Strong visual communication skills are a valuable asset in any career path, discipline, and industry. In this 50-minute session, I leverage my extensive experience as a project manager and media professional to teach techniques and strategies effective across industries, that can be used to ideate, plan, and manage projects, coordinating visuals and written content for compelling results.


National Judge – Digital and Print Media

I am a national judge at Columbia University for the Columbia Scholastic Press Association’s Crown Awards, the organization’s highest recognition for student print and digital medium for overall excellence. Working with a panel of judges, I select entries for special recognition and provide constructive feedback on their team’s performance.


Geo-Social Media in an Uncharted World

I was invited by Columbia University to present about the development of Geo-social Media, a concept I helped pioneer. Geo-social Media leverages online infrastructures to merge geographical data with informative professional media content built around an online social community.


Managing Media Projects – A Case Study

I was invited by the Utah State University communications department to make a presentation about managing media projects. The invitation came after I led a team in developing a production about a young mother waiting for a heart transplant, which was awarded public service honors for saving lives and received international attention.


Student Testimonials

“The great thing about this class was the broad range of assignments–from op-eds and play reviews to profiles on a fellow student and even a blog design– and the emphasis on a quick turnaround which mimics real-world journalism. The instructor gives helpful feedback and also has some outside colleagues in journalism read over your work. He has a broad range of experiences that he draws on to guide the class and to help you understand what life is like in the world of journalism today. I still draw on some of the skills I gained here for my internships and classes in college.”

Alle Tyler, Student at Georgetown University - Science, Technology, and International Affairs
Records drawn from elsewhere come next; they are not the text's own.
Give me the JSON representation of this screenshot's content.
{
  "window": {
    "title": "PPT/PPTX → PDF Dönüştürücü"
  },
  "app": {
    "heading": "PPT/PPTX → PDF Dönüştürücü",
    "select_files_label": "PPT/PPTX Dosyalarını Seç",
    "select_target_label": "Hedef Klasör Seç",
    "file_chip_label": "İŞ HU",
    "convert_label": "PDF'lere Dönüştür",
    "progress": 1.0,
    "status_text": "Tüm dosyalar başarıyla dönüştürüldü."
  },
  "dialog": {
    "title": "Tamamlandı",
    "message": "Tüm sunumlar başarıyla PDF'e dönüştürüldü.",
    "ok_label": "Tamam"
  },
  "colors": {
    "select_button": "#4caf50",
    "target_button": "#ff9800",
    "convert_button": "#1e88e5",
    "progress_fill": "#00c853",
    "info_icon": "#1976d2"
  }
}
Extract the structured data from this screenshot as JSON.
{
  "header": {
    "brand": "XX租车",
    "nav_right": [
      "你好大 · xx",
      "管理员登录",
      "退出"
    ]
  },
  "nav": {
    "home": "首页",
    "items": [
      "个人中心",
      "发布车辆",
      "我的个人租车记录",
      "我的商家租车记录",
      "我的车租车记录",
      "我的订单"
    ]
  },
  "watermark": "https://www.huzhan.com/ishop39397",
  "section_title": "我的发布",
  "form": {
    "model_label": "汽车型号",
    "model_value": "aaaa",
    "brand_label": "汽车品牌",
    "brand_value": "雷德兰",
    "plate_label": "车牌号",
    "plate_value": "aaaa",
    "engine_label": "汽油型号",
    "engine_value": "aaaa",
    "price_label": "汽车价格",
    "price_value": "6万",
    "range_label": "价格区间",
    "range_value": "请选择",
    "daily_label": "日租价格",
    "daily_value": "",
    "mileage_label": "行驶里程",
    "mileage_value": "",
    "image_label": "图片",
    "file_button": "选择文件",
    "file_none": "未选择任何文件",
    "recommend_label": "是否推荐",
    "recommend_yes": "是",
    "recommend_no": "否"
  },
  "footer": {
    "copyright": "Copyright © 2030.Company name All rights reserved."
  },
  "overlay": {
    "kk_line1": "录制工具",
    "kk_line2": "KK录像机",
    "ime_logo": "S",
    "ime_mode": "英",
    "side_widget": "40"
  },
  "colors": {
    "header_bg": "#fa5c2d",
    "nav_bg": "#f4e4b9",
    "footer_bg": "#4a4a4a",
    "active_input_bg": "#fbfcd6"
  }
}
“The instructor was very hands-on, helping me to drastically improve my skills as a writer. The course sparked my passion for journalism and the tools learned will be crucial to making my career aspirations a reality.”

Jack Gregory, Student - Saint Peter's Prep, Menham, NJ

“Going into this class, I was fairly anxious as I had very little experience in journalism. However, I soon learned that regardless of where we stood in our academic careers, there was something to take away. Mr. Murray taught us in a way that prepared us for the real world.”

Juyoung Lee, Intern at Vogue Korea

“After attending the program, I found that my interview questions prompted better responses and ultimately generated better quotes.”

Cole Greenberg, Student - Montgomery Blair High School, Silver Spring, Md.